If a line in the entries below includes the string "money", copy it out.
===== SUPPLIED INFORMATION
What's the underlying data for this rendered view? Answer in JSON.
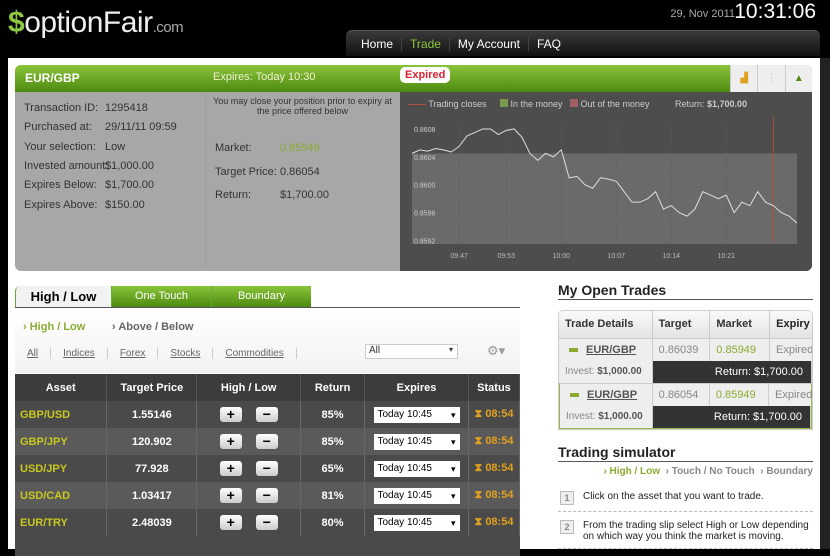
{
  "header": {
    "logo": "optionFair.com",
    "logo_main": "optionFair",
    "logo_suffix": ".com",
    "date": "29, Nov 2011",
    "time": "10:31:06",
    "nav": [
      {
        "label": "Home"
      },
      {
        "label": "Trade",
        "active": true
      },
      {
        "label": "My Account"
      },
      {
        "label": "FAQ"
      }
    ]
  },
  "trade_panel": {
    "asset": "EUR/GBP",
    "expires": "Expires:  Today 10:30",
    "status": "Expired",
    "details": [
      {
        "label": "Transaction ID:",
        "value": "1295418"
      },
      {
        "label": "Purchased at:",
        "value": "29/11/11 09:59"
      },
      {
        "label": "Your selection:",
        "value": "Low"
      },
      {
        "label": "Invested amount:",
        "value": "$1,000.00"
      },
      {
        "label": "Expires Below:",
        "value": "$1,700.00"
      },
      {
        "label": "Expires Above:",
        "value": "$150.00"
      }
    ],
    "note": "You may close your position prior to expiry at the price offered below",
    "market_label": "Market:",
    "market": "0.85949",
    "target_label": "Target Price:",
    "target": "0.86054",
    "return_label": "Return:",
    "return": "$1,700.00"
  },
  "chart_data": {
    "type": "line",
    "legend": [
      "Trading closes",
      "In the money",
      "Out of the money"
    ],
    "return_label": "Return:",
    "return_value": "$1,700.00",
    "y_ticks": [
      "0.8608",
      "0.8604",
      "0.8600",
      "0.8596",
      "0.8592"
    ],
    "ylim": [
      0.85915,
      0.8609
    ],
    "x_ticks": [
      "09:47",
      "09:53",
      "10:00",
      "10:07",
      "10:14",
      "10:21"
    ],
    "xlim": [
      "09:41",
      "10:30"
    ],
    "target": 0.86045,
    "trading_closes": "10:27",
    "colors": {
      "line": "#dddddd",
      "closes": "#b05040",
      "money": "#6a6a6a"
    },
    "series": [
      [
        "09:41",
        0.86045
      ],
      [
        "09:42",
        0.8605
      ],
      [
        "09:43",
        0.86048
      ],
      [
        "09:44",
        0.86052
      ],
      [
        "09:45",
        0.8605
      ],
      [
        "09:46",
        0.86047
      ],
      [
        "09:47",
        0.86055
      ],
      [
        "09:48",
        0.8607
      ],
      [
        "09:49",
        0.86075
      ],
      [
        "09:50",
        0.8608
      ],
      [
        "09:51",
        0.8608
      ],
      [
        "09:52",
        0.86072
      ],
      [
        "09:53",
        0.86078
      ],
      [
        "09:54",
        0.8608
      ],
      [
        "09:55",
        0.86068
      ],
      [
        "09:56",
        0.86045
      ],
      [
        "09:57",
        0.86035
      ],
      [
        "09:58",
        0.86045
      ],
      [
        "09:59",
        0.8604
      ],
      [
        "10:00",
        0.8605
      ],
      [
        "10:01",
        0.8601
      ],
      [
        "10:02",
        0.86012
      ],
      [
        "10:03",
        0.86
      ],
      [
        "10:04",
        0.85995
      ],
      [
        "10:05",
        0.8601
      ],
      [
        "10:06",
        0.86008
      ],
      [
        "10:07",
        0.86005
      ],
      [
        "10:08",
        0.8599
      ],
      [
        "10:09",
        0.85975
      ],
      [
        "10:10",
        0.85975
      ],
      [
        "10:11",
        0.8598
      ],
      [
        "10:12",
        0.8599
      ],
      [
        "10:13",
        0.85965
      ],
      [
        "10:14",
        0.8597
      ],
      [
        "10:15",
        0.8596
      ],
      [
        "10:16",
        0.85955
      ],
      [
        "10:17",
        0.85965
      ],
      [
        "10:18",
        0.8599
      ],
      [
        "10:19",
        0.85985
      ],
      [
        "10:20",
        0.8598
      ],
      [
        "10:21",
        0.85985
      ],
      [
        "10:22",
        0.8596
      ],
      [
        "10:23",
        0.85975
      ],
      [
        "10:24",
        0.8597
      ],
      [
        "10:25",
        0.8599
      ],
      [
        "10:26",
        0.85975
      ],
      [
        "10:27",
        0.8597
      ],
      [
        "10:28",
        0.8596
      ],
      [
        "10:29",
        0.85955
      ],
      [
        "10:30",
        0.85945
      ]
    ]
  },
  "left": {
    "tabs": [
      "High / Low",
      "One Touch",
      "Boundary"
    ],
    "subtabs": [
      "High / Low",
      "Above / Below"
    ],
    "categories": [
      "All",
      "Indices",
      "Forex",
      "Stocks",
      "Commodities"
    ],
    "filter_select": "All",
    "columns": [
      "Asset",
      "Target Price",
      "High / Low",
      "Return",
      "Expires",
      "Status"
    ],
    "rows": [
      {
        "asset": "GBP/USD",
        "price": "1.55146",
        "ret": "85%",
        "exp": "Today 10:45",
        "status": "08:54"
      },
      {
        "asset": "GBP/JPY",
        "price": "120.902",
        "ret": "85%",
        "exp": "Today 10:45",
        "status": "08:54"
      },
      {
        "asset": "USD/JPY",
        "price": "77.928",
        "ret": "65%",
        "exp": "Today 10:45",
        "status": "08:54"
      },
      {
        "asset": "USD/CAD",
        "price": "1.03417",
        "ret": "81%",
        "exp": "Today 10:45",
        "status": "08:54"
      },
      {
        "asset": "EUR/TRY",
        "price": "2.48039",
        "ret": "80%",
        "exp": "Today 10:45",
        "status": "08:54"
      }
    ]
  },
  "right": {
    "title": "My Open Trades",
    "columns": [
      "Trade Details",
      "Target",
      "Market",
      "Expiry"
    ],
    "trades": [
      {
        "asset": "EUR/GBP",
        "target": "0.86039",
        "market": "0.85949",
        "expiry": "Expired",
        "invest_label": "Invest:",
        "invest": "$1,000.00",
        "return": "Return: $1,700.00"
      },
      {
        "asset": "EUR/GBP",
        "target": "0.86054",
        "market": "0.85949",
        "expiry": "Expired",
        "invest_label": "Invest:",
        "invest": "$1,000.00",
        "return": "Return: $1,700.00"
      }
    ],
    "sim_title": "Trading simulator",
    "sim_tabs": [
      "High / Low",
      "Touch / No Touch",
      "Boundary"
    ],
    "steps": [
      {
        "n": "1",
        "text": "Click on the asset that you want to trade."
      },
      {
        "n": "2",
        "text": "From the trading slip select High or  Low depending on which way you think the market is moving."
      }
    ]
  }
}
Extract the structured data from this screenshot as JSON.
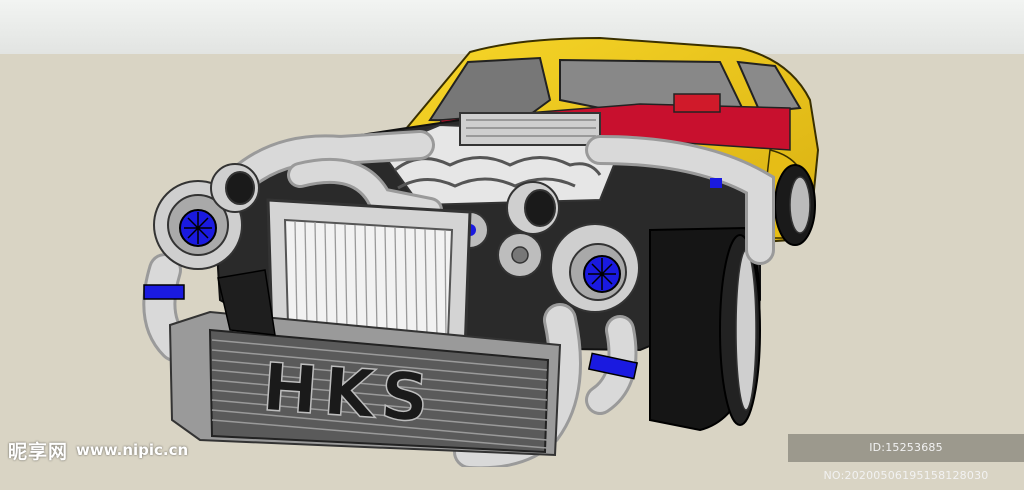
{
  "image": {
    "subject": "3D model of yellow muscle car with exposed twin-turbo V8 engine",
    "colors": {
      "sky": "#e8eae8",
      "ground": "#d9d4c4",
      "body": "#f0cc1e",
      "pipes": "#cfcfcf",
      "accent_blue": "#1a1ae0",
      "tire": "#1a1a1a"
    },
    "intercooler_text": "HKS"
  },
  "watermark": {
    "logo": "昵享网",
    "url": "www.nipic.cn",
    "id": "ID:15253685 NO:20200506195158128030"
  }
}
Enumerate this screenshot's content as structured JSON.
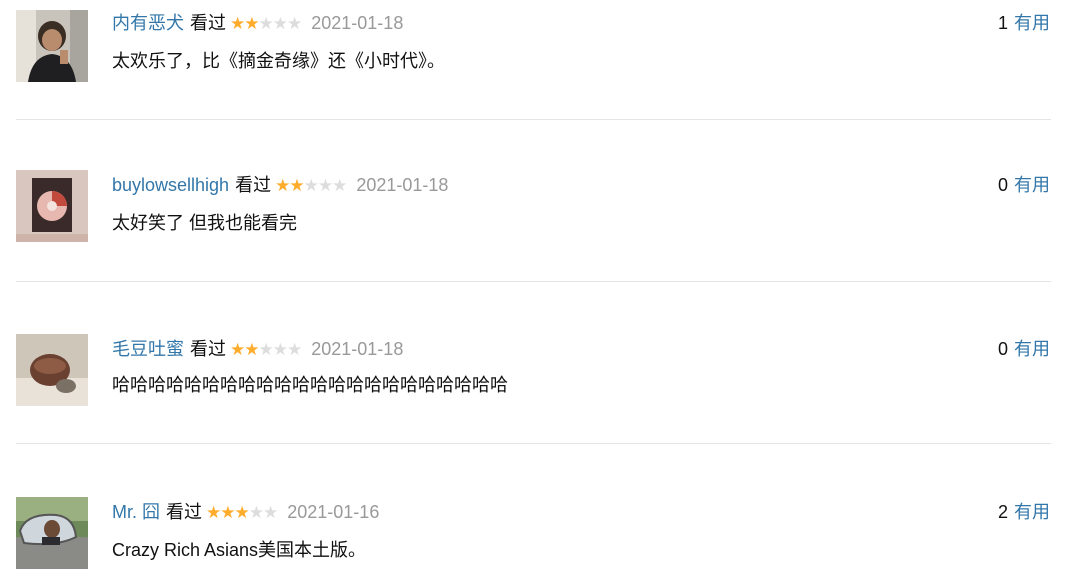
{
  "comments": [
    {
      "user": "内有恶犬",
      "status": "看过",
      "rating": 2,
      "date": "2021-01-18",
      "text": "太欢乐了，比《摘金奇缘》还《小时代》。",
      "votes": "1",
      "vote_label": "有用"
    },
    {
      "user": "buylowsellhigh",
      "status": "看过",
      "rating": 2,
      "date": "2021-01-18",
      "text": "太好笑了 但我也能看完",
      "votes": "0",
      "vote_label": "有用"
    },
    {
      "user": "毛豆吐蜜",
      "status": "看过",
      "rating": 2,
      "date": "2021-01-18",
      "text": "哈哈哈哈哈哈哈哈哈哈哈哈哈哈哈哈哈哈哈哈哈哈",
      "votes": "0",
      "vote_label": "有用"
    },
    {
      "user": "Mr. 囧",
      "status": "看过",
      "rating": 3,
      "date": "2021-01-16",
      "text": "Crazy Rich Asians美国本土版。",
      "votes": "2",
      "vote_label": "有用"
    }
  ],
  "colors": {
    "link": "#3377aa",
    "star_on": "#ffac2d",
    "star_off": "#dddddd",
    "date": "#999999"
  }
}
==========
#### WRITTEN SOLUTION
      "In the money",
      "Out of the money"
      "money": "#6a6a6a"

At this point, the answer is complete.